Records from a data source:
───
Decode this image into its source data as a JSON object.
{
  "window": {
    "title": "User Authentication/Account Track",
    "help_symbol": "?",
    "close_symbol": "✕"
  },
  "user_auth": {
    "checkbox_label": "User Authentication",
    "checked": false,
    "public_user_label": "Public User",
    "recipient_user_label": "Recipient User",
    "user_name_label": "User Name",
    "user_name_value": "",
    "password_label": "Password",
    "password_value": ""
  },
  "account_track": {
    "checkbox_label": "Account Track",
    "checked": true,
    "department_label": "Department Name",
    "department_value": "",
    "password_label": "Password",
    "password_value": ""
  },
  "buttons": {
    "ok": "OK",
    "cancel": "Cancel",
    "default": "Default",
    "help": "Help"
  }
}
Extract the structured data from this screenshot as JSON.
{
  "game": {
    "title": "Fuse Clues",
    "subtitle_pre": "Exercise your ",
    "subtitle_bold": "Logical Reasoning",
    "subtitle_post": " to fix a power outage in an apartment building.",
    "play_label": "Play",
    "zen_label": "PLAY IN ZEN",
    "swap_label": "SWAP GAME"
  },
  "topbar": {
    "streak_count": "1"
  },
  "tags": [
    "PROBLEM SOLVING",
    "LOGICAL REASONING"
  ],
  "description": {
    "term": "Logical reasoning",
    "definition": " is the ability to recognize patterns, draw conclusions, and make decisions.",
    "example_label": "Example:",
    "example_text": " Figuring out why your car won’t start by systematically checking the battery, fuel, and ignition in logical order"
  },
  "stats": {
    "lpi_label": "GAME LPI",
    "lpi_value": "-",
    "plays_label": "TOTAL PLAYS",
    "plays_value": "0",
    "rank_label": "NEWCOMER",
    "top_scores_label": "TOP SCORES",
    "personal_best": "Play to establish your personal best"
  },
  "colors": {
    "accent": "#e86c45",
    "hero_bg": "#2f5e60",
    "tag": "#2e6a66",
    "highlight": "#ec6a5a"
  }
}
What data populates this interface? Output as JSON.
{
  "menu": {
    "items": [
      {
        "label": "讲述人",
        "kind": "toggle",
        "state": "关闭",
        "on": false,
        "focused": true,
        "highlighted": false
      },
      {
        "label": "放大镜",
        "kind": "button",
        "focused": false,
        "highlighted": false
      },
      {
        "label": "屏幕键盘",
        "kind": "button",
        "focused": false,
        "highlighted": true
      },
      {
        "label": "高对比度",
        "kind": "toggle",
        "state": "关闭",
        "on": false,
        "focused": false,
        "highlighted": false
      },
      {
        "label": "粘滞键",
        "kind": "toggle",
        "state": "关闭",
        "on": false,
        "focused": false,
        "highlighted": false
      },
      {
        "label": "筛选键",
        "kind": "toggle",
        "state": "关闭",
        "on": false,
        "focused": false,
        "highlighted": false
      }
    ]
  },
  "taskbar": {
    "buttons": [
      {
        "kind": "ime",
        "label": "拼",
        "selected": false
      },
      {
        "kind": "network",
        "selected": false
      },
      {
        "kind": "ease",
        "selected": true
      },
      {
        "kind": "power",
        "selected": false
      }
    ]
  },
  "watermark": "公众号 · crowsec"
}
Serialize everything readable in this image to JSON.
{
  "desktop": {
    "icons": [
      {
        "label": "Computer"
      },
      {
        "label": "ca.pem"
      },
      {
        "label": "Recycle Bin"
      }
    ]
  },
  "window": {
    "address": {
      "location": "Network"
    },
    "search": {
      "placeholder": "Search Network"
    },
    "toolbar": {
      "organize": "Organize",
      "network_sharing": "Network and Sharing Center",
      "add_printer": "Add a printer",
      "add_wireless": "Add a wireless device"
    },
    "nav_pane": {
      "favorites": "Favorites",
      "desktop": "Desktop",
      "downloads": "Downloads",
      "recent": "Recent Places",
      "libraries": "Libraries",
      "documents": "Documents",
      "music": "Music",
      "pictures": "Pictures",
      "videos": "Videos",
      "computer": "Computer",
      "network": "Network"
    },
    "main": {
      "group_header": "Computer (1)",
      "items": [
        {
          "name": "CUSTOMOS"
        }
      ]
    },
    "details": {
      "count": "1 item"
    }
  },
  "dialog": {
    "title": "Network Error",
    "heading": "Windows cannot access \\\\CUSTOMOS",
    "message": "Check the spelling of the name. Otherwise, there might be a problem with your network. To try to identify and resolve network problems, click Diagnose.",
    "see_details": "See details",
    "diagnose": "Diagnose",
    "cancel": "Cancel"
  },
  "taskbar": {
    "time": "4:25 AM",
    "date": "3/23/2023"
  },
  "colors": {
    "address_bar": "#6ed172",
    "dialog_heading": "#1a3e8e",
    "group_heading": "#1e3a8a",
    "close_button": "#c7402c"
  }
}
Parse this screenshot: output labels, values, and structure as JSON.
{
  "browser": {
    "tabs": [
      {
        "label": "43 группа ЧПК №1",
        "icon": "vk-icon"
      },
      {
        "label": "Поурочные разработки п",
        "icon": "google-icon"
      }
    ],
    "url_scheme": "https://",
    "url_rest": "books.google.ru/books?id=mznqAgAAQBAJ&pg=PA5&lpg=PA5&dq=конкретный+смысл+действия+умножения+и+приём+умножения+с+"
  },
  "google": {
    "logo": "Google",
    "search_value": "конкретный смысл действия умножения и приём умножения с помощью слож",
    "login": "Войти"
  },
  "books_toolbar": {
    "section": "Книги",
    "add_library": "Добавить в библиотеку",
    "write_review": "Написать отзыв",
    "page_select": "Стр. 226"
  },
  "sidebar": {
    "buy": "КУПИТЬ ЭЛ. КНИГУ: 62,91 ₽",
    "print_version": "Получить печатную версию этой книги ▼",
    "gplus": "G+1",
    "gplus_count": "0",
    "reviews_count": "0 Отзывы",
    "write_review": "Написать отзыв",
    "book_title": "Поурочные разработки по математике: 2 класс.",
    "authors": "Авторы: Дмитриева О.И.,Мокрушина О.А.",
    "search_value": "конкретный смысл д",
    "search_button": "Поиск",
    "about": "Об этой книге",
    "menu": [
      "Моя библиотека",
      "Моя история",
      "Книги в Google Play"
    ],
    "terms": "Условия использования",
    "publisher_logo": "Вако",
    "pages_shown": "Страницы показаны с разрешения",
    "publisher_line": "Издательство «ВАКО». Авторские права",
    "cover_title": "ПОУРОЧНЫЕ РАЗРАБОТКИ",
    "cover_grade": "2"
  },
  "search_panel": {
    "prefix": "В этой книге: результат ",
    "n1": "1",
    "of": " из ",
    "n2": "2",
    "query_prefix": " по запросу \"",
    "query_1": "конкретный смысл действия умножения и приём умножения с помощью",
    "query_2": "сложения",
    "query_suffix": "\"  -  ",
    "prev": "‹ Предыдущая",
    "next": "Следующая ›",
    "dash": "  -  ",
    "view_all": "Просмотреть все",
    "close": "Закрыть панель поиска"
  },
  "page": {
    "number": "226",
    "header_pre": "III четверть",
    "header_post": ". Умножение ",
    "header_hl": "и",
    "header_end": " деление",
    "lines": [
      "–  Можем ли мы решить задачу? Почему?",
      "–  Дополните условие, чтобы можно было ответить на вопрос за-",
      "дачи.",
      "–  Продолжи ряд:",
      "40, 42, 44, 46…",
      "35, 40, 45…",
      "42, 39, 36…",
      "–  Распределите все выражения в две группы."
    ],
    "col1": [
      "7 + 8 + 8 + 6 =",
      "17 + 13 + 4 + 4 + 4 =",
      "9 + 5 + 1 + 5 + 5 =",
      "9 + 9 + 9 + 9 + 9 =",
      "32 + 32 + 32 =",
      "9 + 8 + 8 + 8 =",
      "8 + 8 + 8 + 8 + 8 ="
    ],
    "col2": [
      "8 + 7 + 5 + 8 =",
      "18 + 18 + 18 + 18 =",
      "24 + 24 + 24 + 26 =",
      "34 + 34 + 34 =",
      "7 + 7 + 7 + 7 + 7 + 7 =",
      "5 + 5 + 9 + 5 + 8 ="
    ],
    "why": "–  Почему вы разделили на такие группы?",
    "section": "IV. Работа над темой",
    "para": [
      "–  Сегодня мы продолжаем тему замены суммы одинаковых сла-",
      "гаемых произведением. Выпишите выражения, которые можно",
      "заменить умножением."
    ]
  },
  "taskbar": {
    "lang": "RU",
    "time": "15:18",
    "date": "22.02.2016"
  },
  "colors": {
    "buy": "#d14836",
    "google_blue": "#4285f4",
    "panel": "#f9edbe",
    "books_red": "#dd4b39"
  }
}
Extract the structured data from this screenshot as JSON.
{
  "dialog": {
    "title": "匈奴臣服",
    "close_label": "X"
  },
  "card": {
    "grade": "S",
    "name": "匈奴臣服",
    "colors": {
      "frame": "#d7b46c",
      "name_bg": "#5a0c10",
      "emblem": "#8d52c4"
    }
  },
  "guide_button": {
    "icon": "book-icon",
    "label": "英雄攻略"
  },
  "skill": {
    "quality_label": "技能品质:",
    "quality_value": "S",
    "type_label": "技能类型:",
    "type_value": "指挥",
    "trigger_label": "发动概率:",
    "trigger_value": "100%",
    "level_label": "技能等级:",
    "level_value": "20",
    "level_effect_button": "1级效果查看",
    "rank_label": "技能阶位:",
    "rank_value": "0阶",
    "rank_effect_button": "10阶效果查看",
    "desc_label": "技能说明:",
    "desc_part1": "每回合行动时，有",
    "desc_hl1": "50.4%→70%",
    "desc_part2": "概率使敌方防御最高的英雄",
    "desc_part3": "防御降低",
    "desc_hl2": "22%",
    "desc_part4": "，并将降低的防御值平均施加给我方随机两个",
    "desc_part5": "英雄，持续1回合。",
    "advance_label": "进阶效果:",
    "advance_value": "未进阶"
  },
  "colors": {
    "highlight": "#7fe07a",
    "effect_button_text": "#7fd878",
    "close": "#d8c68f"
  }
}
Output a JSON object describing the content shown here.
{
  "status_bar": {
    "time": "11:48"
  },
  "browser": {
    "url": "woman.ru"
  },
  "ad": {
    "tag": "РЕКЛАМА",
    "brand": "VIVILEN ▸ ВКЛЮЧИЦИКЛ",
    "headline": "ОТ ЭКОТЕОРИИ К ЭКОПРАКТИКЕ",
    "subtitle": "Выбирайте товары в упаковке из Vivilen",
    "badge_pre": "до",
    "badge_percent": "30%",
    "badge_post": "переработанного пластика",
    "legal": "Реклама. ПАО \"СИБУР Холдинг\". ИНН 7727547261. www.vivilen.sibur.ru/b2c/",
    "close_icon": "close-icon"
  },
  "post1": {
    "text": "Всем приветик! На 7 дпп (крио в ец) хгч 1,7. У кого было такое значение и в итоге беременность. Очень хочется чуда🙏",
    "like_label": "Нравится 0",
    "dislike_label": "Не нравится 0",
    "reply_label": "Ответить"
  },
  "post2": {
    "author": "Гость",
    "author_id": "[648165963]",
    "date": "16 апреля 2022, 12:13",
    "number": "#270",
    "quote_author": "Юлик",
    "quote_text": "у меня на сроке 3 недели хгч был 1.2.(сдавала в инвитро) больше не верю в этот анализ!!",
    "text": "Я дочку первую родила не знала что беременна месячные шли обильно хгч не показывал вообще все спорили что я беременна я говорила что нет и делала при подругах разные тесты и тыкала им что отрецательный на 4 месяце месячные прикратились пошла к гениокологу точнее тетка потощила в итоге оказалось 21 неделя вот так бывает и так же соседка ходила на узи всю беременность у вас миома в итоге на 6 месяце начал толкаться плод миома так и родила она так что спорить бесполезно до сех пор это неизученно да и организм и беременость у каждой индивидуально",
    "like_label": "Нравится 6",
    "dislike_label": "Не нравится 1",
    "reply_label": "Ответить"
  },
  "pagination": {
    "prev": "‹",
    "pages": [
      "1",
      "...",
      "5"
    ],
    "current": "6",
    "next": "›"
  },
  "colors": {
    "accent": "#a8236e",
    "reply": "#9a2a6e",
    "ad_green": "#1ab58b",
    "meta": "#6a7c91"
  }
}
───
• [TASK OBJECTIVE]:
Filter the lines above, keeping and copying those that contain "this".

• [WRITTEN SOLUTION]:
Decode this image into its source data as a JSON object.
Extract the structured data from this screenshot as JSON.
What data populates this interface? Output as JSON.
Serialize everything readable in this image to JSON.
Parse this screenshot: output labels, values, and structure as JSON.
Extract the structured data from this screenshot as JSON.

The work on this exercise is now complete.